» **Supplied data**:

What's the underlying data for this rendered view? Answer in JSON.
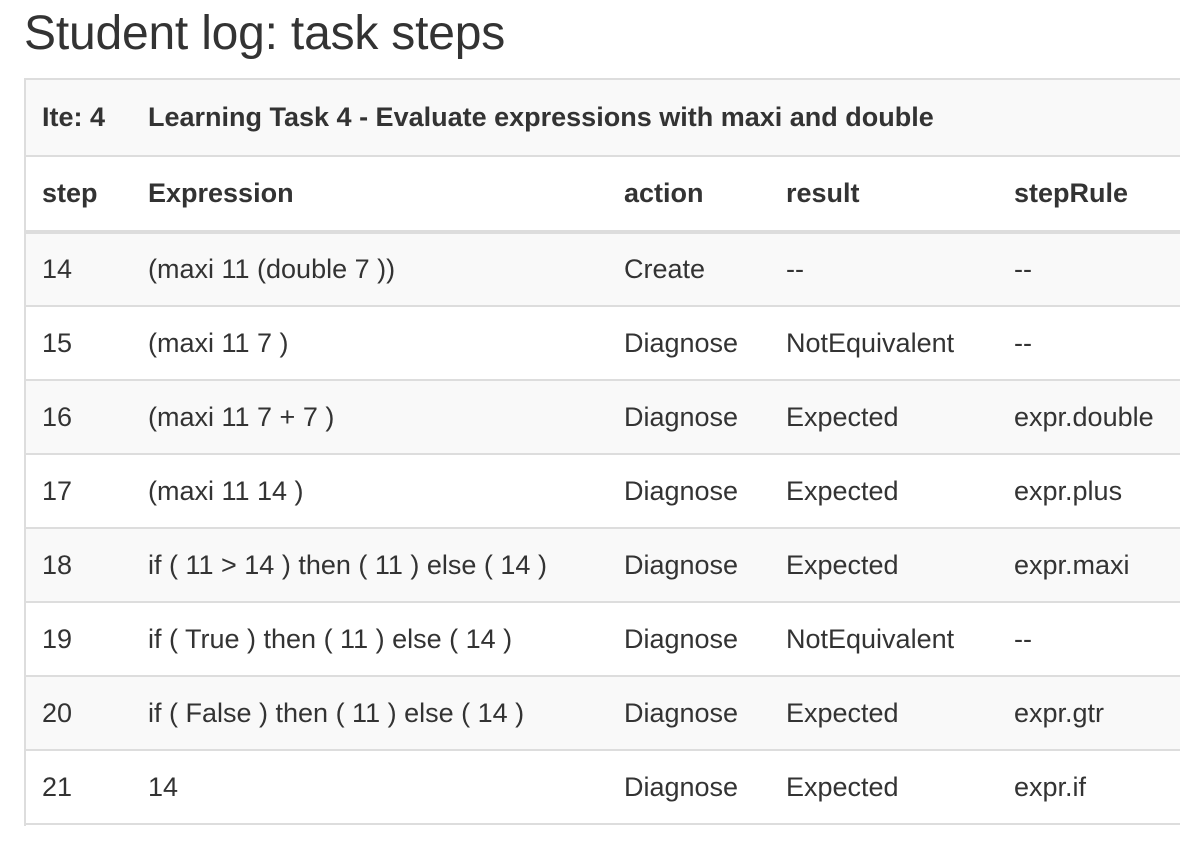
{
  "page": {
    "title": "Student log: task steps"
  },
  "task": {
    "ite_label": "Ite: 4",
    "name": "Learning Task 4 - Evaluate expressions with maxi and double"
  },
  "columns": [
    "step",
    "Expression",
    "action",
    "result",
    "stepRule"
  ],
  "rows": [
    {
      "step": "14",
      "expression": "(maxi 11 (double 7 ))",
      "action": "Create",
      "result": "--",
      "stepRule": "--"
    },
    {
      "step": "15",
      "expression": "(maxi 11 7 )",
      "action": "Diagnose",
      "result": "NotEquivalent",
      "stepRule": "--"
    },
    {
      "step": "16",
      "expression": "(maxi 11 7 + 7 )",
      "action": "Diagnose",
      "result": "Expected",
      "stepRule": "expr.double"
    },
    {
      "step": "17",
      "expression": "(maxi 11 14 )",
      "action": "Diagnose",
      "result": "Expected",
      "stepRule": "expr.plus"
    },
    {
      "step": "18",
      "expression": "if ( 11 > 14 ) then ( 11 ) else ( 14 )",
      "action": "Diagnose",
      "result": "Expected",
      "stepRule": "expr.maxi"
    },
    {
      "step": "19",
      "expression": "if ( True ) then ( 11 ) else ( 14 )",
      "action": "Diagnose",
      "result": "NotEquivalent",
      "stepRule": "--"
    },
    {
      "step": "20",
      "expression": "if ( False ) then ( 11 ) else ( 14 )",
      "action": "Diagnose",
      "result": "Expected",
      "stepRule": "expr.gtr"
    },
    {
      "step": "21",
      "expression": "14",
      "action": "Diagnose",
      "result": "Expected",
      "stepRule": "expr.if"
    }
  ]
}
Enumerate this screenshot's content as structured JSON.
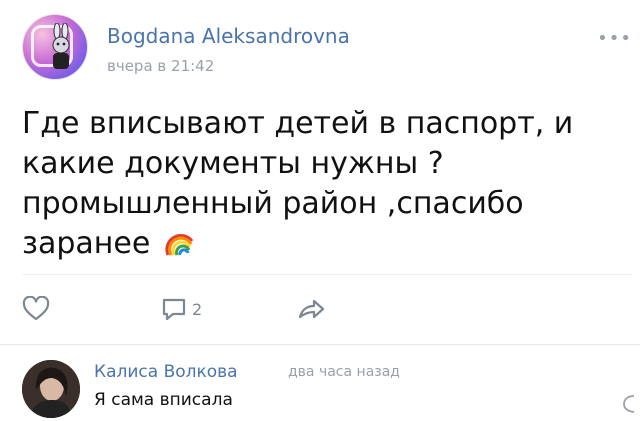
{
  "post": {
    "author": "Bogdana Aleksandrovna",
    "time": "вчера в 21:42",
    "text_lines": [
      "Где вписывают детей в паспорт, и",
      "какие документы нужны ?",
      "промышленный район ,спасибо",
      "заранее"
    ],
    "more_label": "•••",
    "comment_count": "2"
  },
  "comment": {
    "author": "Калиса Волкова",
    "time": "два часа назад",
    "text": "Я сама вписала"
  },
  "icons": {
    "avatar": "cartoon-rabbit-avatar",
    "rainbow": "rainbow-emoji",
    "like": "heart-icon",
    "comment": "comment-bubble-icon",
    "share": "share-arrow-icon",
    "reply": "reply-icon"
  },
  "colors": {
    "link_blue": "#4a74ac",
    "muted_gray": "#9aa1aa",
    "icon_gray": "#7d8794"
  }
}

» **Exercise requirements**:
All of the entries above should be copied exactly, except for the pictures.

» **Result of the task**:
What's the underlying data for this rendered view? Answer in JSON.
{
  "page": {
    "title": "Student log: task steps"
  },
  "task": {
    "ite_label": "Ite: 4",
    "name": "Learning Task 4 - Evaluate expressions with maxi and double"
  },
  "columns": [
    "step",
    "Expression",
    "action",
    "result",
    "stepRule"
  ],
  "rows": [
    {
      "step": "14",
      "expression": "(maxi 11 (double 7 ))",
      "action": "Create",
      "result": "--",
      "stepRule": "--"
    },
    {
      "step": "15",
      "expression": "(maxi 11 7 )",
      "action": "Diagnose",
      "result": "NotEquivalent",
      "stepRule": "--"
    },
    {
      "step": "16",
      "expression": "(maxi 11 7 + 7 )",
      "action": "Diagnose",
      "result": "Expected",
      "stepRule": "expr.double"
    },
    {
      "step": "17",
      "expression": "(maxi 11 14 )",
      "action": "Diagnose",
      "result": "Expected",
      "stepRule": "expr.plus"
    },
    {
      "step": "18",
      "expression": "if ( 11 > 14 ) then ( 11 ) else ( 14 )",
      "action": "Diagnose",
      "result": "Expected",
      "stepRule": "expr.maxi"
    },
    {
      "step": "19",
      "expression": "if ( True ) then ( 11 ) else ( 14 )",
      "action": "Diagnose",
      "result": "NotEquivalent",
      "stepRule": "--"
    },
    {
      "step": "20",
      "expression": "if ( False ) then ( 11 ) else ( 14 )",
      "action": "Diagnose",
      "result": "Expected",
      "stepRule": "expr.gtr"
    },
    {
      "step": "21",
      "expression": "14",
      "action": "Diagnose",
      "result": "Expected",
      "stepRule": "expr.if"
    }
  ]
}
Enumerate this screenshot's content as structured JSON.
{
  "post": {
    "author": "Bogdana Aleksandrovna",
    "time": "вчера в 21:42",
    "text_lines": [
      "Где вписывают детей в паспорт, и",
      "какие документы нужны ?",
      "промышленный район ,спасибо",
      "заранее"
    ],
    "more_label": "•••",
    "comment_count": "2"
  },
  "comment": {
    "author": "Калиса Волкова",
    "time": "два часа назад",
    "text": "Я сама вписала"
  },
  "icons": {
    "avatar": "cartoon-rabbit-avatar",
    "rainbow": "rainbow-emoji",
    "like": "heart-icon",
    "comment": "comment-bubble-icon",
    "share": "share-arrow-icon",
    "reply": "reply-icon"
  },
  "colors": {
    "link_blue": "#4a74ac",
    "muted_gray": "#9aa1aa",
    "icon_gray": "#7d8794"
  }
}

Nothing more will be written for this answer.